Much is expected of the Red Bulls here, on a circuit where downforce is at a premium and, in comparison with their rivals, they have it to spare. But in yesterday's opening practice sessions Lewis Hamilton and Jenson Button fractionally eclipsed them, Hamilton in the first and Button in the second, as McLaren kept their hopes alive of taking the fight to the energy drink cars this weekend.
Hamilton ruled the roost in the first session with Button just behind him. The Red Bulls picked up their pace in the afternoon, when Spain and Monaco winner Mark Webber and team-mate Vettel were left sandwiched between the McLarens.

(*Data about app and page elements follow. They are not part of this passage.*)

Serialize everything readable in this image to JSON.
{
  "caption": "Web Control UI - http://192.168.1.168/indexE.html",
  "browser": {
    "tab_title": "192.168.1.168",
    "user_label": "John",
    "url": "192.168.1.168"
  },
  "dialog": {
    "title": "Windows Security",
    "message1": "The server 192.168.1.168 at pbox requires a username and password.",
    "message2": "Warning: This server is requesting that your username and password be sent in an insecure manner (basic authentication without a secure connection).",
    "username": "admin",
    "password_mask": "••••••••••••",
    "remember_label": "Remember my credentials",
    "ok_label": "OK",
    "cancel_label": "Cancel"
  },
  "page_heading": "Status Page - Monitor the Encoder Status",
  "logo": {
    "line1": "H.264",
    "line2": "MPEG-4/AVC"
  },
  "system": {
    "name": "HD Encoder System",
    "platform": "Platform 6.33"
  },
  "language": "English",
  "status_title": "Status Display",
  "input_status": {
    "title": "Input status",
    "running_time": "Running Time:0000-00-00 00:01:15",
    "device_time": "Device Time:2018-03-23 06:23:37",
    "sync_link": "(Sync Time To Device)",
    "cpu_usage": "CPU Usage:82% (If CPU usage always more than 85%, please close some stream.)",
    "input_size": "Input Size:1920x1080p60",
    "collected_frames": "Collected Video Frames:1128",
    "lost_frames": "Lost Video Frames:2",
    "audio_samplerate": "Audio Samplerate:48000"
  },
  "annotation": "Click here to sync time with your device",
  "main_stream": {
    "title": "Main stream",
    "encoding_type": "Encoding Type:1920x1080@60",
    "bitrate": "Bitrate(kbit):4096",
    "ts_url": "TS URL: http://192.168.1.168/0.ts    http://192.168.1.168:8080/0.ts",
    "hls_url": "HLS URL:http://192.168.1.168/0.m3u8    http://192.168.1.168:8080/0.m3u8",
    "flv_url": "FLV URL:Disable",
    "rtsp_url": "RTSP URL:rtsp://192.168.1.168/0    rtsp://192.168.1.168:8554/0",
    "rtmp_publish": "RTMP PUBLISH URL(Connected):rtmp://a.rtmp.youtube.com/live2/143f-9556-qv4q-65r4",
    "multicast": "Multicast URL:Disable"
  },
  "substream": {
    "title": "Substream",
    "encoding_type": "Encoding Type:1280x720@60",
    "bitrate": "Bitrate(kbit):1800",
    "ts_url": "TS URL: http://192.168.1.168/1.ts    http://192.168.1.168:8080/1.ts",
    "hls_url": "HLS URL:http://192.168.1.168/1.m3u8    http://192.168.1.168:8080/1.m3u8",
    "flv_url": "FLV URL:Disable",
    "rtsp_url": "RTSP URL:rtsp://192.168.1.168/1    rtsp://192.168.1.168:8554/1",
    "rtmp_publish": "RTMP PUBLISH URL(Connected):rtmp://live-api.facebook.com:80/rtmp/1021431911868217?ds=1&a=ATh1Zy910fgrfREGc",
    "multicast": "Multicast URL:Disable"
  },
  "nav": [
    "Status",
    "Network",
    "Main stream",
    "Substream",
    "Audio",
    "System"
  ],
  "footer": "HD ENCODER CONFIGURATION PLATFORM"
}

Button had a bit of a wobble through the very fast triple-apex left-hander that is Turn 8, but he secured the fastest time in the second session nonetheless. Hamilton was less happy with his McLaren, but he still managed fourth with Alonso right behind him. The Mercedes of Nico Rosberg and Michael Schumacher were also within striking distance.
"This morning was reasonably good, and this afternoon was better," Button said. "I was struggling a little through Turn 8, it's an area we'll be working on overnight because it's pretty tricky through there at the moment. It's a tough corner, especially if the car's moving around – so we've got to hope we can solve some of those issues before tomorrow.
"The car feels reasonably good around here – there are still some areas where we're not so strong and the Red Bulls will once again be the cars to beat in qualifying tomorrow, we can't get away from that. I just hope we're closer than we've been in the previous two races."
Hamilton was quite relaxed about his day's work. "This is such a great circuit and the grip didn't seem too bad today," he said. "It also seems very tight between all the front runners – the times are very close. Our car doesn't seem to be performing too badly, so I'm happy with today's running.
"Turn 8 is quite bumpy as always, and you could see today that some of the others were having a few difficulties through there, but it wasn't a problem for us."
This type of circuit often produces the two-by-two effect, where team-mates lap at similar speed due to the manner in which the characteristics of the layout suit their cars, but Felipe Massa was notably slower than Alonso. The Brazilian won three races on the trot here between 2006 and 2008, but struggled with his Ferrari's handling yesterday as he twice went off the road in Turn 8.
On the second occasion he slid sideways at more than 155mph, and flat-spotted his only set of soft compound Bridgestone tyres, which meant he could not improve on 10th.
It was a promising day for Red Bull, notwithstanding the failure of a high mileage Renault engine in the back of Webber's car late in the afternoon and some minor problems for Vettel, who was running a new chassis.
"The engine went at the end of P2, but it was a high mileage engine, so we were expecting it to be on the edge," Webber said. "There's no handbrake on an F1 car so when I stopped I was trying to tell them [the marshals] to put something behind the wheel to stop the car rolling back. We need to analyse the new F-duct system [which Red Bull are using for the first time at this Grand Prix] tonight, we know it's not the most straightforward of systems. The guys have done a phenomenal job to get it to this point and we're happy with how it went today but, whether we race it or not, we don't know yet."
In Spain the McLarens were the fastest on Friday, only to be blown away by the Red Bulls in qualifying. The way things are in F1 right now, you wouldn't bet against a repeat of that form.
"I have no doubts that tomorrow in qualifying the Red Bulls will pull out something extra, which they always seem able to do," Hamilton said philosophically. "We haven't made too many changes to the car for this race, but we've got a chance this weekend, and I think we'll be able to compete with them."
In keeping with the frenetic development pace, and their own extraordinary rate of creating new parts, Red Bull equipped their cars with the go-faster F-duct developed earlier in the season by McLaren to stall airflow over the rear wing and boost straight-line speed, but also brought along new engine covers and front wings. McLaren have some new aerodynamic parts, while Ferrari, fifth fastest courtesy of Fernando Alonso as they celebrate their record 800th Grand Prix, have their F duct too.
The paddock talk yesterday centred on the possibility of two-day Grands Prix and as many of 24 of them a season, and the likelihood of movable rear wings being introduced to help spice things up in 2011.
It may be significant that Button had his McLaren equipped for the first time with some different brake discs, which he prefers to the Carbon Industries equipment which he and Hamilton have used all season. Hamilton uses the brakes much harder than Button, who prefers his to have a little more feel so that he can finesse them.